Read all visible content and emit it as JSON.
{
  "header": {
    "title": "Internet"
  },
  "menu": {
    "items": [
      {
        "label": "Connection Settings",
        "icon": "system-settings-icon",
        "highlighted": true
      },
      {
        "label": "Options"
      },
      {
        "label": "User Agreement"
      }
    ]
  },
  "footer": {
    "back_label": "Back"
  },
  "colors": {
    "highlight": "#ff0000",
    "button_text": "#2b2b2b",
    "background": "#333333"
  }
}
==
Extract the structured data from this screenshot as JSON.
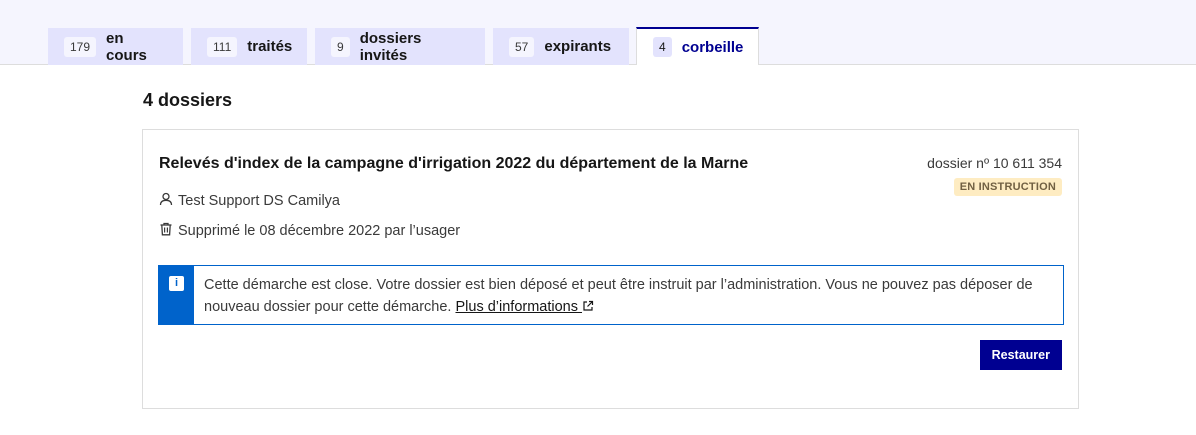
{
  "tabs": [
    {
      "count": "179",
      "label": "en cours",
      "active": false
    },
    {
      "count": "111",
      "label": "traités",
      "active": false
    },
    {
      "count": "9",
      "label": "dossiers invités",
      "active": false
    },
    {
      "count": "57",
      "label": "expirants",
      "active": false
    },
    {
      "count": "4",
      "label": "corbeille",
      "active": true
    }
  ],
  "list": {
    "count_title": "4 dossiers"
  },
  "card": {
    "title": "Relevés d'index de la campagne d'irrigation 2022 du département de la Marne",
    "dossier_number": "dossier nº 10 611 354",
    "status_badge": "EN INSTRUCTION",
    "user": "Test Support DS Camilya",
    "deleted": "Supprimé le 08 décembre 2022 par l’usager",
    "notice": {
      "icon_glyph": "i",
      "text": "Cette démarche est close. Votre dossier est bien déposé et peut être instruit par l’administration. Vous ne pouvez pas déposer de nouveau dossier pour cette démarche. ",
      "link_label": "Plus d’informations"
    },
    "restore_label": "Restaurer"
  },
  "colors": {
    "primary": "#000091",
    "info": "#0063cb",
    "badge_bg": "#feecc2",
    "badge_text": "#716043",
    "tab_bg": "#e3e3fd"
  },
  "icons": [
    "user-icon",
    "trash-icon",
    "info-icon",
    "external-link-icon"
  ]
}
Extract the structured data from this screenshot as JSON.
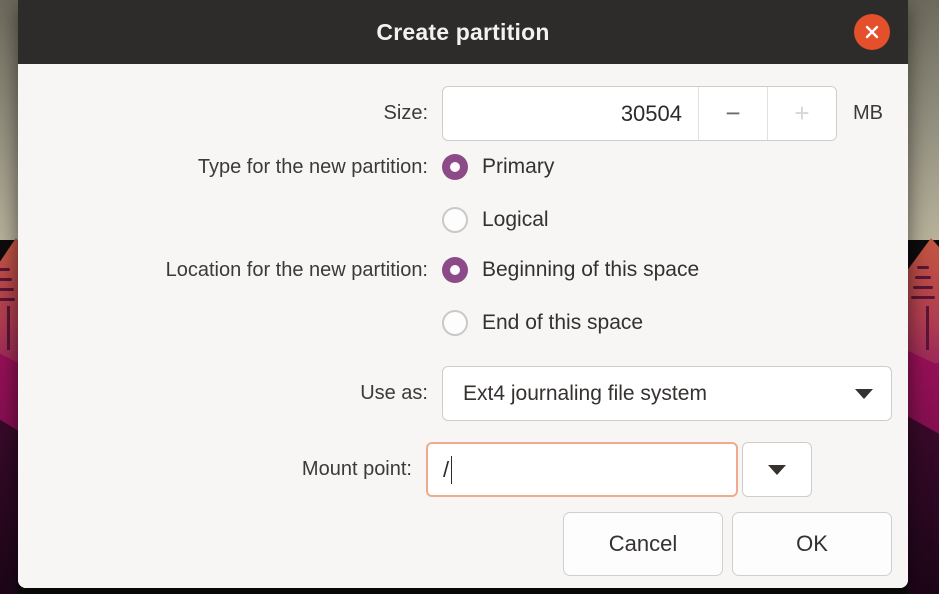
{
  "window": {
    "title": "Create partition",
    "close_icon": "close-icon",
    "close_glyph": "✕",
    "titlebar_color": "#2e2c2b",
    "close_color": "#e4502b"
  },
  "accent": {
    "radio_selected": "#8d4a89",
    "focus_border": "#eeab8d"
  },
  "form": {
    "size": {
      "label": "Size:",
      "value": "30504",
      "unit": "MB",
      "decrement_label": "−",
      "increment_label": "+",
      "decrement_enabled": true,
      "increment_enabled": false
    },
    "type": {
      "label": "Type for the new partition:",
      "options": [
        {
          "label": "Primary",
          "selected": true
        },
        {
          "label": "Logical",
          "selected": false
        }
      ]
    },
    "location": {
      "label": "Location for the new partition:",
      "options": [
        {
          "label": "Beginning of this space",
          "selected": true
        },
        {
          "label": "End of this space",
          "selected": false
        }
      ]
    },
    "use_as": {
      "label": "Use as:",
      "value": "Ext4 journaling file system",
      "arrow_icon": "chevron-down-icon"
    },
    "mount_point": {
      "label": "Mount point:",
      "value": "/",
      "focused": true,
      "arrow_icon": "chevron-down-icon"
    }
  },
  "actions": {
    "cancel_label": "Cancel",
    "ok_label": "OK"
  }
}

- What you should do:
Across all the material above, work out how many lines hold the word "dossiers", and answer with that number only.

- Response for this exercise:
2